In this report, we describe diffuse reflection measurements of a human tooth. The colors at different positions on the tooth were determined using color evaluation software. The results show that this integrating sphere is useful for samples with nonparallel surfaces.
V-750 UV-visible spectrophotometer
PIV-756 Horizontal sampling integrating sphere
Lens unit for reflectance measurements
VWCD-960 Color evaluation – color diagnosis
Fig. 1 Schematic diagram of PIV-756 (side view)
Fig. 2 PIV-756
Measurement range: 380 to 780 nm
Data interval: 1.0 nm
Bandwidth: 5.0 nm
Response: 0.24 sec
Scanning speed: 400 nm/min
Horizontal sampling integrating sphere, irregular shape, tooth, diffuse reflection, color evaluation
Diffuse reflectance spectra of enamel and dentin in a tooth were obtained using the horizontal sampling integrating sphere. The spectra were measured at two different points for each material. A condenser lens and a ø1-mm mask, placed in front of the opening of the integrating sphere, were used to adjust the diameter of the incident light spot on the sample. The lens is movable by hand, which allows the light spot position to be adjusted without moving the tooth.
Fig. 3 Integrating sphere for horizontal samples: a) front view, b) back view, c) lens and mask
As shown in Fig. 4a, the spectra obtained for the same material were almost identical; however, different spectral shapes were obtained for the enamel and the dentin. Using the color evaluation software, the L*, a*, and b* values were calculated from each spectrum. The L* and a* values were almost the same for enamel and dentin, while the b* values were different, as seen in Fig. 4b. This difference indicates that the dentin is yellower than the enamel, which is consistent with the visual appearance of these materials.
Fig. 4 Results: a) diffuse reflectance spectra, b) L*a*b* color chart
Diffuse reflectance spectra of a tooth, which has nonparallel surfaces, were successfully obtained using the horizontal sampling integrating sphere. The movable condenser lens allowed the incident light spot to be placed at the desired position without moving the sample. The color difference between the enamel and the dentin was statistically examined using color evaluation software.
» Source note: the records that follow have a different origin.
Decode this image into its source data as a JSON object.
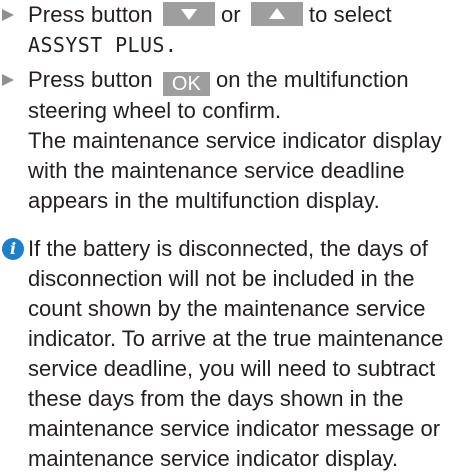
{
  "steps": [
    {
      "prefix": "Press button",
      "button_down": "down-arrow",
      "or": "or",
      "button_up": "up-arrow",
      "suffix": "to select",
      "menu_item": "ASSYST PLUS."
    },
    {
      "prefix": "Press button",
      "button_ok": "OK",
      "suffix": "on the multifunction steering wheel to confirm.",
      "result": "The maintenance service indicator display with the maintenance service deadline appears in the multifunction display."
    }
  ],
  "note": {
    "icon": "info-icon",
    "text": "If the battery is disconnected, the days of disconnection will not be included in the count shown by the maintenance service indicator. To arrive at the true maintenance service deadline, you will need to subtract these days from the days shown in the maintenance service indicator message or maintenance service indicator display."
  },
  "colors": {
    "text": "#231f20",
    "button_bg": "#9e9e9e",
    "bullet": "#8f8f8f",
    "info_icon": "#1d7fc7"
  }
}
This application note shows that this integrating sphere is suitable for diffuse reflection measurements of samples that are difficult to mount vertically.